Vietnam’s export-driven economy is set to grow at its fastest pace in eight years in 2015 and it’s foreign firms in the country that are riding the wave, leaving local companies lagging far behind.
Foreign-owned businesses shipped 70 percent of Vietnam’s total exports so far this year, up from 44 percent five years ago, raising risks for the economy should any of those companies pull out. While the foreign sector posted exports growth of 21 percent in the third quarter from a year earlier, domestic companies saw a 10 percent decline, figures from Vietnam’s customs department show.
The divergence in export success between foreign and domestic firms is creating a two-track economy that would be vulnerable to a slowdown should foreign companies move their operations elsewhere in search of cheaper labor. The dichotomy is similar to that experienced by some of Vietnam’s neighbors in the early years of their industrialization drives. It is also complicated by a banking restructuring aimed at lowering bad debts, which has left many Vietnamese companies without access to capital, making it harder for them to compete internationally.
"The hollowing out of domestic firms is a worrying sign for Vietnam’s future, as its main competitive edge remains cheap labor and land," said Trinh Nguyen, Hong-Kong based senior economist for emerging Asia at Natixis SA. "It will hurt long-term growth. This is the easy way out and if the government is not taking steps now to improve productivity then when wages rise, Vietnam will lose out."
Vietnam Prime Minister Nguyen Tan Dung last month raised the forecast for GDP growth in 2015 to at least 6.5 percent from a target set in November 2014 of 6.2 percent. If realized, growth will be the fastest since 2007.
The country’s exports are led by computers, electronic products, garments and footwear. Foreign companies, including Samsung Electronics Co., dominate these sectors and accounted for 99 percent of the $34.3 billion in exports of computers and electronic goods between January and September this year. They also contributed 67 percent of garments, textiles and footwear exports worth $25.7 billion in the same period.
Vietnam’s local companies posted a stronger share of agriculture and seafood exports, but these industries have been stymied by plunging commodity prices. The Bloomberg Commodity Index of 22 raw materials dropped in August to its lowest since 1999.
“Vietnamese companies are seeing export difficulties as the international prices of commodities, agricultural and seafood products have fallen,” said Nguyen Van Nen, chairman of the government office, at a briefing Oct. 29. Intensified competition in international markets also hurts domestic businesses’ exports, he said.
Countries like China and Malaysia, which developed manufacturing bases before Vietnam, show that local companies can catch up over time.
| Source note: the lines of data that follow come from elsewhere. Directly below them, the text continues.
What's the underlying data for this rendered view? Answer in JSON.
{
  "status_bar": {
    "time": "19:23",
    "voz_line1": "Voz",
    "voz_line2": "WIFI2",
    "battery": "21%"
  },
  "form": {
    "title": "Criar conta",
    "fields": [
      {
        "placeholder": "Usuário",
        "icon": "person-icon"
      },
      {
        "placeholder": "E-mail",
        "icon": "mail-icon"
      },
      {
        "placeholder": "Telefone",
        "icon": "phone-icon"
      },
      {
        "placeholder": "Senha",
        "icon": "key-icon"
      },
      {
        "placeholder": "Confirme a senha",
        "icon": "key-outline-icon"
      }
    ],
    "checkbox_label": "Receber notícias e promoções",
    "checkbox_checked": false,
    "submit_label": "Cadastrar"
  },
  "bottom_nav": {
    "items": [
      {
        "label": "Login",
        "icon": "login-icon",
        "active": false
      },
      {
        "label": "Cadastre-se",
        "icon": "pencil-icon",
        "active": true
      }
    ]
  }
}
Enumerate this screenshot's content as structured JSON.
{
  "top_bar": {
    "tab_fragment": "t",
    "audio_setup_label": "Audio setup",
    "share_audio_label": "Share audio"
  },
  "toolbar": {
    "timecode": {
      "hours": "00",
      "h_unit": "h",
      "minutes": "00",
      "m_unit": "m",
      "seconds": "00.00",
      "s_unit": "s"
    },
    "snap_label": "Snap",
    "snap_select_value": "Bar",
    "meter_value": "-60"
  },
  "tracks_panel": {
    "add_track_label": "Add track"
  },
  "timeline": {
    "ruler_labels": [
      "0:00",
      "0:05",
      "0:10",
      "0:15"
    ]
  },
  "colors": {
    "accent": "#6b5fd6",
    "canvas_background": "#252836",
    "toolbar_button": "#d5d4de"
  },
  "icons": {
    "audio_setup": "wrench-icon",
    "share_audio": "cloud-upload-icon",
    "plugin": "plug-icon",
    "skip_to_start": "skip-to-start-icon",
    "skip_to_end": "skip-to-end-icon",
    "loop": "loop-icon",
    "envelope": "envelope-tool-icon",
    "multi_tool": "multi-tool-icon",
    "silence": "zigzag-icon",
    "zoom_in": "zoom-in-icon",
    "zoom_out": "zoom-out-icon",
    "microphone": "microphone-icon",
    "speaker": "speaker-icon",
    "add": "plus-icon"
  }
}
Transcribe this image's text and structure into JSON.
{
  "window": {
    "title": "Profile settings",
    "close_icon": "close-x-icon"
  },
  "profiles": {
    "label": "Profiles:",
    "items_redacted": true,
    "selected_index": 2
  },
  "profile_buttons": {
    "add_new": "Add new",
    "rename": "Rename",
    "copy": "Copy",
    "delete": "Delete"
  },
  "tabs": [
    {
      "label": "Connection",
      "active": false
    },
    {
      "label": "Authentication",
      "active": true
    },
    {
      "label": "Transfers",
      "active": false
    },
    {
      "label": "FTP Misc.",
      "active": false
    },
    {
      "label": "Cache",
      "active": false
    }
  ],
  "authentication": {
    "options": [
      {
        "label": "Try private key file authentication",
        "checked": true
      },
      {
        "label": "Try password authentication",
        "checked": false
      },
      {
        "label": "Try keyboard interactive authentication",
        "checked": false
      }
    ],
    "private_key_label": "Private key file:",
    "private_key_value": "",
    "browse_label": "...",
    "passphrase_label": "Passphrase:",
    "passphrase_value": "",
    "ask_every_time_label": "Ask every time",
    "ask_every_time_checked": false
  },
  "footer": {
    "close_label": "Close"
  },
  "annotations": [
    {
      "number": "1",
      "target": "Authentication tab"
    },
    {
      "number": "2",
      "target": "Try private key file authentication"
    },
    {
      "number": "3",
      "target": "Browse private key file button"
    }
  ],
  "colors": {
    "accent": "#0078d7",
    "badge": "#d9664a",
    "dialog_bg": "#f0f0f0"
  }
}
“China relied on FDI companies for quite some time, and then, starting in the late 1990s-early 2000s its domestic sector was picking up and over time has become more and more important to the economy and to exports,” said Sandeep Mahajan, the World Bank’s lead economist in Vietnam.
For now, Vietnam is seen as the biggest winner of the recently signed Trans-Pacific Partnership deal, which could boost the nation’s gross domestic product 11 percent, or $36 billion, in a decade and push up exports by 28 percent over the same period. Vietnam’s economy is forecast to grow at a faster pace than the average for countries in the Association of Southeast Asian Nations through 2017, according to the World Bank.
Vietnam’s medium-term growth prospects will be significantly enhanced if the TPP is ratified by participating countries, according to Fitch Ratings Ltd., which affirmed Vietnam’s BB- rating last week.
"It’s a pretty enviable position for a country of Vietnam’s development level," Andrew Fennel, associate director of sovereign ratings at Fitch in Hong Kong, said of the TPP benefits. "This export-led model is a model many countries have pursued. Just because the domestic supply chain at the moment in Vietnam is not strong enough, that doesn’t mean long-term it wouldn’t be. It’s probably going to take some time."
Samsung Group is Vietnam’s biggest foreign investor, having spent $14.2 billion in the country as of August, according to a report by Dau Tu newspaper posted on the Foreign Investment Agency’s website. Samsung accounted for 18 percent of the nation’s exports in 2014, according to a government website.
“Foreign companies invest in Vietnam to take advantage of cheap labour," said Trinh. "When a lot of firms invest, eventually it puts upward pressure on wages. When wages rise and Vietnam doesn’t have other comparative advantages, these labor intensive manufacturers will go to countries that offer cheaper wages.”